Michele Guerreri - Diffusion MRI models for brain tissues: a NODDI revision for multiple b-tensor encoding and γ-imaging to investigate brain-aging
Abstract: Diffusion MRI (dMRI) is an important tool to investigate the microscopic structure of living tissues non-invasively. The dMRI signal contains indirect information about the microscopic organization of the tissue under investigation. However, The reconstruction of the underlying microscopic architecture is not simple. A plethora of mathematical models have been proposed to address this problem.

In this talk I will present the part of my PhD work which focused on dMRI models for brain tissues. The presentation is divided in two sections: in the first part, the revision of NODDI model will be discussed. NODDI is a widespread biophysical model which aims to infer neurite morphology from conventional dMRI data. NODDI has been shown to be incompatible with data acquired using a new generation of dMRI acquisitions, known as multiple b-tensor encoding.

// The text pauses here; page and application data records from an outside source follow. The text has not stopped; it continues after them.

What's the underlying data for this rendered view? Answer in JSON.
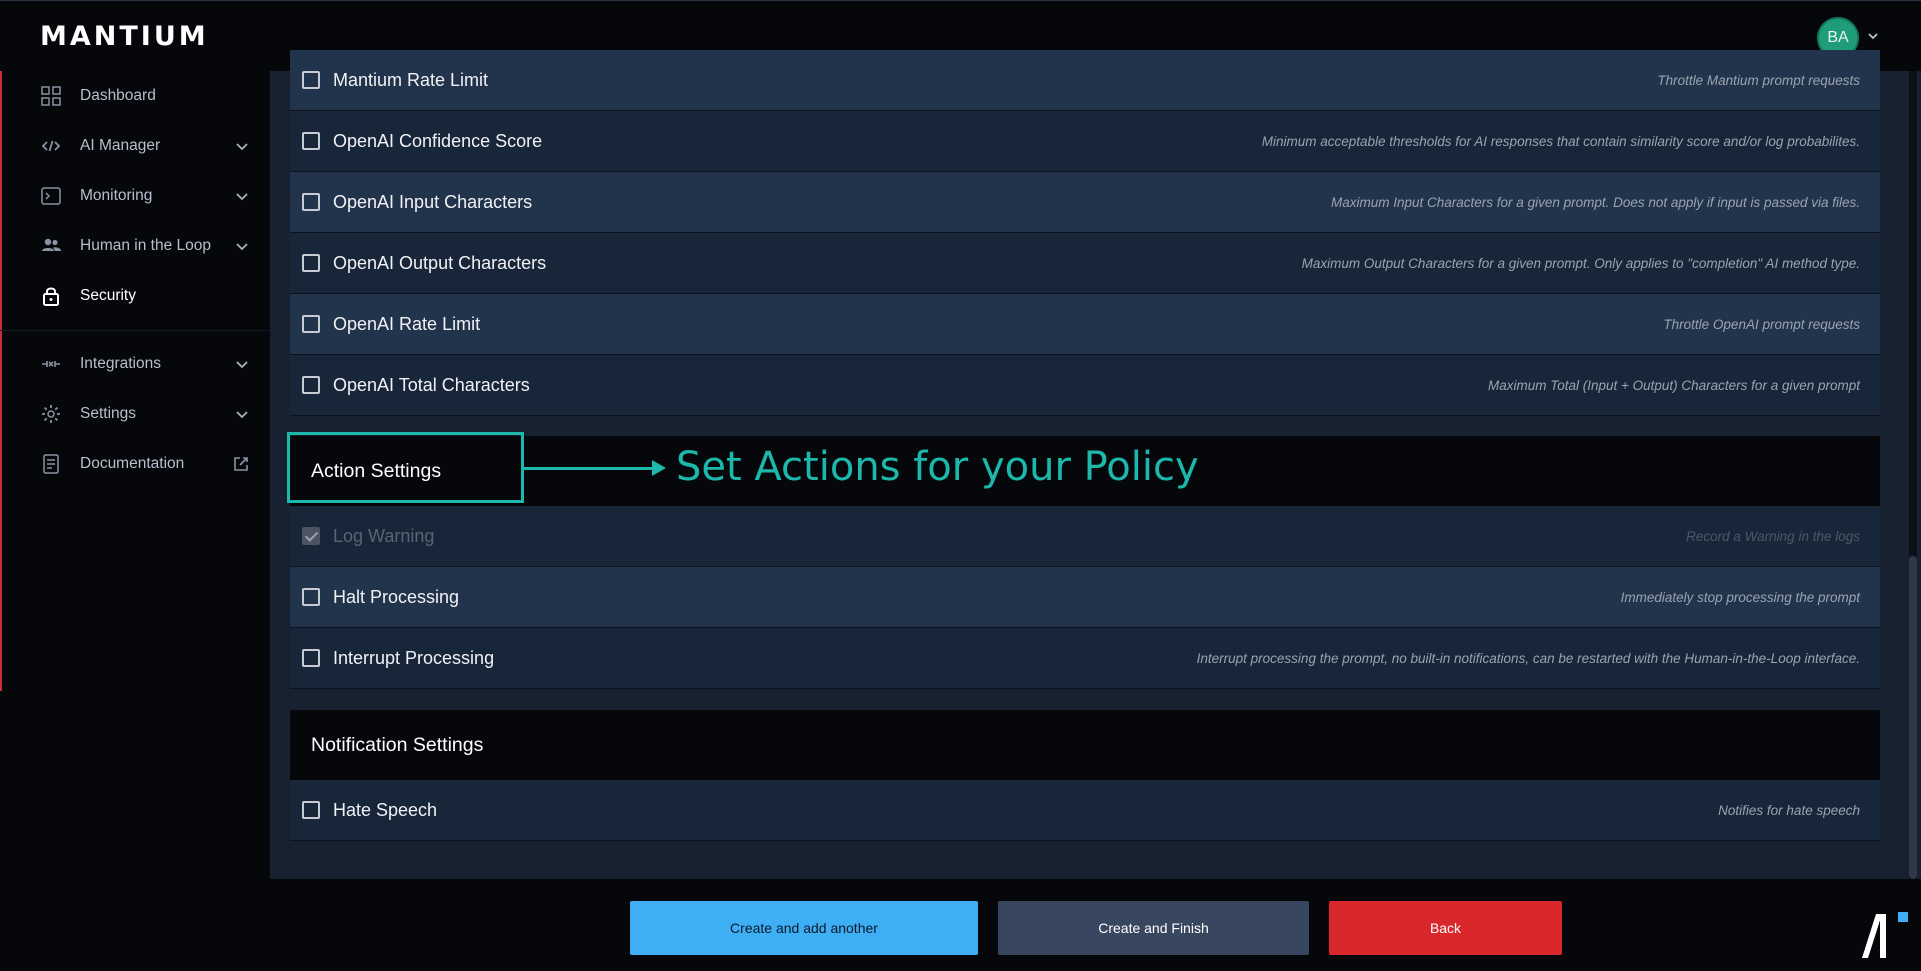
{
  "header": {
    "logo": "MANTIUM",
    "avatar_initials": "BA",
    "avatar_color": "#1f9c7a"
  },
  "sidebar": {
    "items": [
      {
        "label": "Dashboard",
        "icon": "grid-icon"
      },
      {
        "label": "AI Manager",
        "icon": "code-icon"
      },
      {
        "label": "Monitoring",
        "icon": "terminal-icon"
      },
      {
        "label": "Human in the Loop",
        "icon": "people-icon"
      },
      {
        "label": "Security",
        "icon": "lock-icon",
        "active": true
      },
      {
        "label": "Integrations",
        "icon": "plug-icon"
      },
      {
        "label": "Settings",
        "icon": "gear-icon"
      },
      {
        "label": "Documentation",
        "icon": "document-icon"
      }
    ]
  },
  "policy_rows": [
    {
      "label": "Mantium Rate Limit",
      "desc": "Throttle Mantium prompt requests"
    },
    {
      "label": "OpenAI Confidence Score",
      "desc": "Minimum acceptable thresholds for AI responses that contain similarity score and/or log probabilites."
    },
    {
      "label": "OpenAI Input Characters",
      "desc": "Maximum Input Characters for a given prompt. Does not apply if input is passed via files."
    },
    {
      "label": "OpenAI Output Characters",
      "desc": "Maximum Output Characters for a given prompt. Only applies to \"completion\" AI method type."
    },
    {
      "label": "OpenAI Rate Limit",
      "desc": "Throttle OpenAI prompt requests"
    },
    {
      "label": "OpenAI Total Characters",
      "desc": "Maximum Total (Input + Output) Characters for a given prompt"
    }
  ],
  "action_settings": {
    "title": "Action Settings",
    "annotation": "Set Actions for your Policy",
    "rows": [
      {
        "label": "Log Warning",
        "desc": "Record a Warning in the logs",
        "checked": true,
        "disabled": true
      },
      {
        "label": "Halt Processing",
        "desc": "Immediately stop processing the prompt"
      },
      {
        "label": "Interrupt Processing",
        "desc": "Interrupt processing the prompt, no built-in notifications, can be restarted with the Human-in-the-Loop interface."
      }
    ]
  },
  "notification_settings": {
    "title": "Notification Settings",
    "rows": [
      {
        "label": "Hate Speech",
        "desc": "Notifies for hate speech"
      }
    ]
  },
  "footer": {
    "create_another": "Create and add another",
    "create_finish": "Create and Finish",
    "back": "Back"
  },
  "colors": {
    "accent_teal": "#1cb8ab",
    "primary_button": "#3eaef5",
    "secondary_button": "#38475f",
    "danger_button": "#d9272b"
  }
}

NODDI’s tortuosity constraint has been addressed as the cause of this inconsistency. The aim of this work is to revise the NODDI model in order to make it compatible with multiple b-tensor encoded data, showing that this can be achieved without forgoing the tortuosity constraint.

In the second part of the presentation, the assessment of age-related brain modifications via the so called γ-imaging approach will be discussed. γ-parameters are thought to depended on local inhomogeneities due to magnetic susceptibility differences between tissues and diffusion compartments, potentially providing information about myelin orientation and iron content within brain. In this study, we analysed a cohort of young-to-elder healthy subjects. The results showed that γ-imaging provides complementary information about brain aging microscopic modifications compared to other conventional dMRI techniques.